> **TASK GOAL**: Output the records below in full, word for word; pictures do not belong in it.
DATA TO USE below:
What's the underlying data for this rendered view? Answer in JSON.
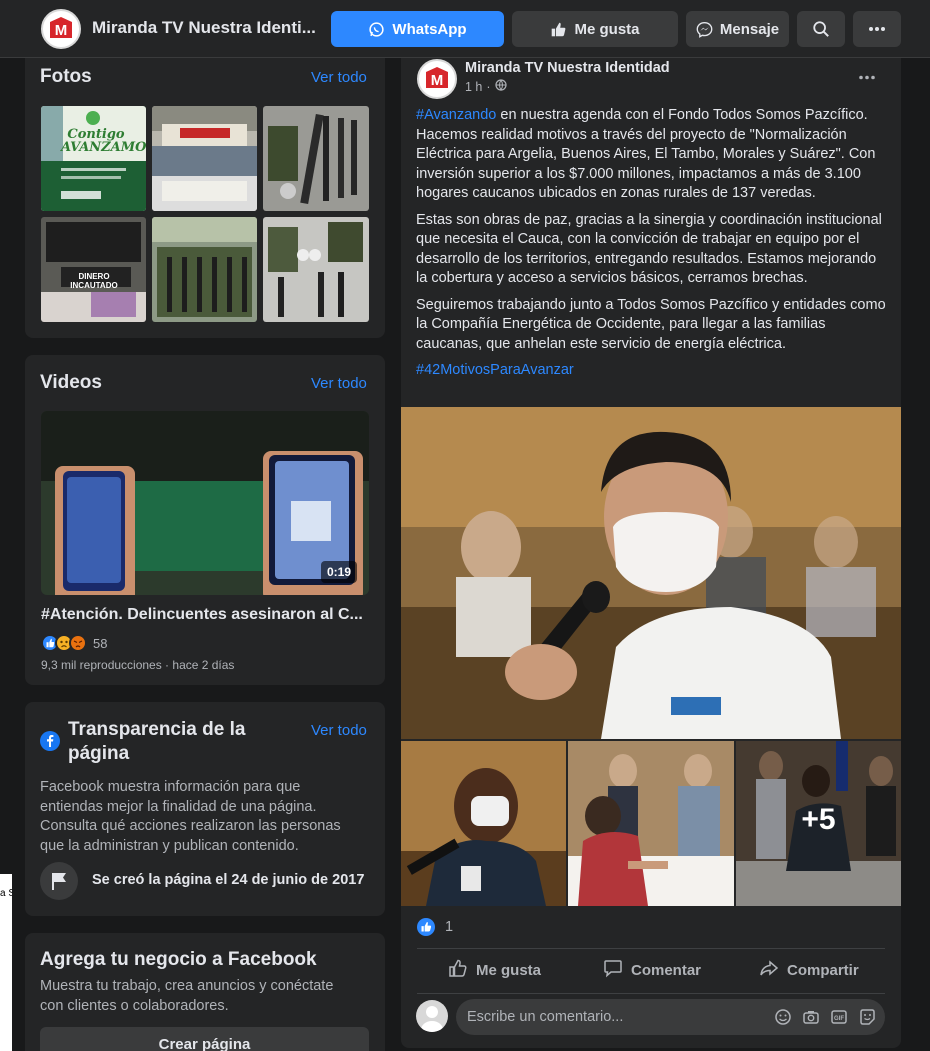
{
  "topbar": {
    "page_name": "Miranda TV Nuestra Identi...",
    "whatsapp_label": "WhatsApp",
    "like_label": "Me gusta",
    "message_label": "Mensaje"
  },
  "photos": {
    "title": "Fotos",
    "see_all": "Ver todo",
    "thumb1_text": "Contigo AVANZAMOS",
    "thumb5_text": "DINERO INCAUTADO"
  },
  "videos": {
    "title": "Videos",
    "see_all": "Ver todo",
    "duration": "0:19",
    "video_title": "#Atención. Delincuentes asesinaron al C...",
    "reaction_count": "58",
    "meta": "9,3 mil reproducciones · hace 2 días"
  },
  "transparency": {
    "title": "Transparencia de la página",
    "see_all": "Ver todo",
    "body": "Facebook muestra información para que entiendas mejor la finalidad de una página. Consulta qué acciones realizaron las personas que la administran y publican contenido.",
    "created": "Se creó la página el 24 de junio de 2017"
  },
  "business": {
    "title": "Agrega tu negocio a Facebook",
    "body": "Muestra tu trabajo, crea anuncios y conéctate con clientes o colaboradores.",
    "button": "Crear página"
  },
  "post": {
    "author": "Miranda TV Nuestra Identidad",
    "time": "1 h",
    "p1_hashtag": "#Avanzando",
    "p1_text": " en nuestra agenda con el Fondo Todos Somos Pazcífico. Hacemos realidad motivos a través del proyecto de \"Normalización Eléctrica para Argelia, Buenos Aires, El Tambo, Morales y Suárez\". Con inversión superior a los $7.000 millones, impactamos a más de 3.100 hogares caucanos ubicados en zonas rurales de 137 veredas.",
    "p2": "Estas son obras de paz, gracias a la sinergia y coordinación institucional que necesita el Cauca, con la convicción de trabajar en equipo por el desarrollo de los territorios, entregando resultados. Estamos mejorando la cobertura y acceso a servicios básicos, cerramos brechas.",
    "p3": "Seguiremos trabajando junto a Todos Somos Pazcífico y entidades como la Compañía Energética de Occidente, para llegar a las familias caucanas, que anhelan este servicio de energía eléctrica.",
    "p4_hashtag": "#42MotivosParaAvanzar",
    "more_photos": "+5",
    "like_count": "1",
    "like_action": "Me gusta",
    "comment_action": "Comentar",
    "share_action": "Compartir",
    "comment_placeholder": "Escribe un comentario..."
  },
  "left_edge_text": "a S"
}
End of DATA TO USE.
> **EXERCISE RESULT**:
What's the underlying data for this rendered view? Answer in JSON.
{
  "topbar": {
    "page_name": "Miranda TV Nuestra Identi...",
    "whatsapp_label": "WhatsApp",
    "like_label": "Me gusta",
    "message_label": "Mensaje"
  },
  "photos": {
    "title": "Fotos",
    "see_all": "Ver todo",
    "thumb1_text": "Contigo AVANZAMOS",
    "thumb5_text": "DINERO INCAUTADO"
  },
  "videos": {
    "title": "Videos",
    "see_all": "Ver todo",
    "duration": "0:19",
    "video_title": "#Atención. Delincuentes asesinaron al C...",
    "reaction_count": "58",
    "meta": "9,3 mil reproducciones · hace 2 días"
  },
  "transparency": {
    "title": "Transparencia de la página",
    "see_all": "Ver todo",
    "body": "Facebook muestra información para que entiendas mejor la finalidad de una página. Consulta qué acciones realizaron las personas que la administran y publican contenido.",
    "created": "Se creó la página el 24 de junio de 2017"
  },
  "business": {
    "title": "Agrega tu negocio a Facebook",
    "body": "Muestra tu trabajo, crea anuncios y conéctate con clientes o colaboradores.",
    "button": "Crear página"
  },
  "post": {
    "author": "Miranda TV Nuestra Identidad",
    "time": "1 h",
    "p1_hashtag": "#Avanzando",
    "p1_text": " en nuestra agenda con el Fondo Todos Somos Pazcífico. Hacemos realidad motivos a través del proyecto de \"Normalización Eléctrica para Argelia, Buenos Aires, El Tambo, Morales y Suárez\". Con inversión superior a los $7.000 millones, impactamos a más de 3.100 hogares caucanos ubicados en zonas rurales de 137 veredas.",
    "p2": "Estas son obras de paz, gracias a la sinergia y coordinación institucional que necesita el Cauca, con la convicción de trabajar en equipo por el desarrollo de los territorios, entregando resultados. Estamos mejorando la cobertura y acceso a servicios básicos, cerramos brechas.",
    "p3": "Seguiremos trabajando junto a Todos Somos Pazcífico y entidades como la Compañía Energética de Occidente, para llegar a las familias caucanas, que anhelan este servicio de energía eléctrica.",
    "p4_hashtag": "#42MotivosParaAvanzar",
    "more_photos": "+5",
    "like_count": "1",
    "like_action": "Me gusta",
    "comment_action": "Comentar",
    "share_action": "Compartir",
    "comment_placeholder": "Escribe un comentario..."
  },
  "left_edge_text": "a S"
}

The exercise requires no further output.